In the pipeline
If the government has its way and approves the Water Supply Tariff Commission (WSTC) proposal for water tariff, as recommended by the Kathmandu Upatyaka Khanepani Limited (KUKL), every consumer will get the bitter taste in their mouths possibly effective tomorrow. And KUKL is in charge of dealing with the water supply for the Kathmandu Valley. It may be agreed that the cost of everything has gone up but all this has happened due to various factors including the problems the government is having in dealing with the inflationary trend. The basis cited by the water authorities is that the tariff has to be hiked in keeping with the cost of operations. However, a small increase is expected by the consumers but the proposed tariff presents an altogether different scenario with the low income consumers coming under greater financial burden. To cite, the hike proposed would be between 10 to 30 per cent over the prevailing one. For the private users, the proposed rate would be Rs. 82.50 for the first 10,000 litres compared with the present Rs. 50. Moreover, an anomaly exists in the said proposal for levying Rs. 205.80 for 10,000 litres for community tap users.
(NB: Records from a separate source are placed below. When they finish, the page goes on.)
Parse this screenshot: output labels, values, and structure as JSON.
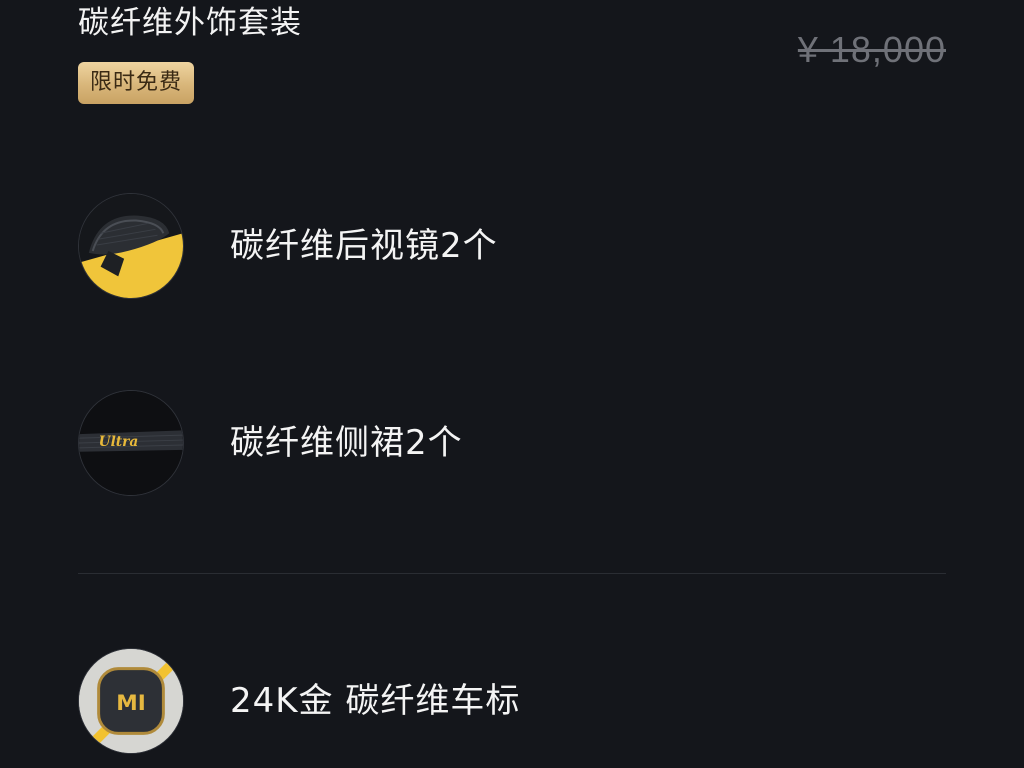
{
  "package": {
    "title": "碳纤维外饰套装",
    "badge": "限时免费",
    "original_price": "¥ 18,000"
  },
  "items": [
    {
      "label": "碳纤维后视镜2个",
      "icon": "mirror-thumbnail"
    },
    {
      "label": "碳纤维侧裙2个",
      "icon": "side-skirt-thumbnail",
      "thumb_text": "Ultra"
    },
    {
      "label": "24K金 碳纤维车标",
      "icon": "logo-badge-thumbnail",
      "thumb_text": "MI"
    }
  ],
  "colors": {
    "background": "#14161b",
    "badge_gold": "#d8b67a",
    "accent_yellow": "#f2c230",
    "muted_price": "#6f7178"
  }
}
The groundwork for the fixation of the water tariff itself seems to be faulty because the poor are to be overburdened by the cost rather than those who can afford.
The hike has been proposed at a time when the water supply body has not been able to meet the requirements of the consumers though they have to pay the minimum tariff. On top of it, the sewerage charge inclusive to the water tariff looks out of place when one observes that very little has been done in this regard. The tall talk remains of meeting the people’s minimum water requirement but the focus is only realizing additional revenue. Such a harsh picture comes when the Melamchi Water Supply Project is yet to be completed to materialize the dream of more than sufficient water. In fact, the reality is that the pressure of the donor agency seems to be highhanded forcing the local water supply agency to go for the disagreeable tariff proposal. It must be remembered that the hike, if it is implemented in the same format, would invite more questions and criticisms than goodwill.
The repairs and maintenance of the water pipes is always questionable. There is the shortage of water. While new water lines are being sanctioned, many existing consumers are accustomed to seeing their dry taps despite having to pay the minimum tariff. The sewerage charge too is a contentious issue. Until and unless the KUKL has concrete plans and programmes to fulfil the water needs of the valley people, raising the tariff will be adding one more public grievance that will be counterproductive. It should have the strategy on how it can meet the water needs of the valley and on how it can cut costs before deciding on the hike. Those in positions of authority do not often feel any qualm about burdening the people. Price hike is not the only measure available. Meanwhile, the government has to make the KUKL play a responsible role related to adequate water supply to the consumers and cost reduction. The proposed tariff needs to be justified.